Once I had the resin sorted out I went on to painting Brightwing. Below is a progress picture I took in November while I was watching BlizzCon on stream. At this point most of her body was completed and the wings were roughly blocked out color-wise. You can also see some of the resin curing in the molds off to the side.
I ended up putting her on a shelf until January after that picture was taken. I needed a break for Christmas projects and I had the most daunting part of the painting left - the wings. After Christmas, I forced myself to work on her some more since it was one of last projects I had to finish up before I felt like I could start new ones.
I made a great deal of progress on her wings in January. The most annoying part was figuring out how I wanted to lay out the veins on each side, keeping them similar but not too artificial. I sketched them out with pencil and painted over it with purple lines. The biggest hassle with painting her wings was getting the color gradient just right between the blues / reds / purples and then not making a mistake with the veins that would force me to fix the gradient again.

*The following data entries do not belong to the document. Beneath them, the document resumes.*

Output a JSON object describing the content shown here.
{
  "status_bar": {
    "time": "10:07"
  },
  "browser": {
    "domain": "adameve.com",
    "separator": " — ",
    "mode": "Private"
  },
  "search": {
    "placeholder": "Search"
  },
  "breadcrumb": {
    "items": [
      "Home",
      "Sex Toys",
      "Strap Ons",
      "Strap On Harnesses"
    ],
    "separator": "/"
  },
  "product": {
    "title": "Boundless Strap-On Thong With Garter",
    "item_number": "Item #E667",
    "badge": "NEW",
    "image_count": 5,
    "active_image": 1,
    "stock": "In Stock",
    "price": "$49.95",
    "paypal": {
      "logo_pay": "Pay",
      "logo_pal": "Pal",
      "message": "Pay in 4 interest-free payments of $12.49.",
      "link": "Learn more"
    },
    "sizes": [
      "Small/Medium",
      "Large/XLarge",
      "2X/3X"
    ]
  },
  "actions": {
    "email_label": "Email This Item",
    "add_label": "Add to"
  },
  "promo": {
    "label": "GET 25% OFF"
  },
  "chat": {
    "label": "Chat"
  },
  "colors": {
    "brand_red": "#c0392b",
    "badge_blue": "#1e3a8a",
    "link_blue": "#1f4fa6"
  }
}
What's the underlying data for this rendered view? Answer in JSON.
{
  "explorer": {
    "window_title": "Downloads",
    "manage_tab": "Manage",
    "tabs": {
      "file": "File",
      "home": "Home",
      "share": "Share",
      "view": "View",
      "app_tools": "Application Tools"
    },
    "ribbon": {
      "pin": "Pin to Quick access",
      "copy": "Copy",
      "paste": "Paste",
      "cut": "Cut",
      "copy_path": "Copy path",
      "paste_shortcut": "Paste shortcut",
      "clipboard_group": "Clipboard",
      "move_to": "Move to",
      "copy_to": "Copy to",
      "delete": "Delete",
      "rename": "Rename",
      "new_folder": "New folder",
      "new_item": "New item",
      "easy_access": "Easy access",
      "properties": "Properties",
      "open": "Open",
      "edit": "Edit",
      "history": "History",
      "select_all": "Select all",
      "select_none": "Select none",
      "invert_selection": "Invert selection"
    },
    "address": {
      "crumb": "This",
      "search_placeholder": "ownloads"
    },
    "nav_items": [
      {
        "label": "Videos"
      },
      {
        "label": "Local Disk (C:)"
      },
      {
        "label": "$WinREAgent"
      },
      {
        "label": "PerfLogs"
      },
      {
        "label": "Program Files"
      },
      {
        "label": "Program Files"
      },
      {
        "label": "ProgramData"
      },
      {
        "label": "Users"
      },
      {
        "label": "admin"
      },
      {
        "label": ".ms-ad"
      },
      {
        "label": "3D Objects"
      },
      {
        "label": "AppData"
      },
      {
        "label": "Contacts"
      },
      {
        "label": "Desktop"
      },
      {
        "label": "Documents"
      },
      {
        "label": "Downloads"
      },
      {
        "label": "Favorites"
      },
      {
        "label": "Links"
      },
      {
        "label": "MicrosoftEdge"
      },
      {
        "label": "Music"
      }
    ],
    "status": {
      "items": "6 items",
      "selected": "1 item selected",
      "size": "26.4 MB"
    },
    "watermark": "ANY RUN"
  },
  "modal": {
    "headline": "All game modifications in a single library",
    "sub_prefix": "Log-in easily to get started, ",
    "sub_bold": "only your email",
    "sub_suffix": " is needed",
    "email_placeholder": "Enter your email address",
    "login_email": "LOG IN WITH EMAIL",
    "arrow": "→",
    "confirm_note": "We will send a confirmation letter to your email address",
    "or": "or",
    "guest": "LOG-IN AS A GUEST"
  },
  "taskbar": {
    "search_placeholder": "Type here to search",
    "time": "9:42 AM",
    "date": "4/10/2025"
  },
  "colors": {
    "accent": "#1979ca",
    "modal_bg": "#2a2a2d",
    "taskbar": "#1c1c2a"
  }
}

I relied heavily on in-game screenshots of Brightwing to get the wings the way I wanted them. I wanted to keep her coloring true to the game model rather than artwork such as the one I posted at the top of this project.
This project update was a little more staged for a friend of mine, so you don't see my paints and the resin pieces are all nicely piled up. :)
AND THEN THE CURSE STRUCK...
The weekend of February 7th, I told myself that this was it, that I was going to finish her for real this time. I painted the base, I put on some finishing touches and I blended the veins going to the top of the wings. I used Epoxy to put the resin pieces on the base. All was well and she was done! Until I took a step back...
As is the tradition, I started hating my own work. I decided that, just before bed, I'd just pull the resin pieces off and start over in the morning. I got to the last piece, lost my grip and she tumbled to the floor. Her tail broke, her wing broke, one of her back spines broke, an ear piece broke, etc. She was a wreck and I was hysterical. I quickly super glued the pieces on, just so she could sit stable overnight without breaking even more.
The next day, I repaired all of her issues with Apoxie Sculpt. Unfortunately, the repairs made it so that I'd have to repaint a ton, including the annoying wing gradients!
I finished repainting her and she was as good as new! I almost left the resin off completely due to the heartache it caused, but I found a configuration that I liked. I'm happy with how she turned out despite the trouble and I can't wait to sculpt my next project!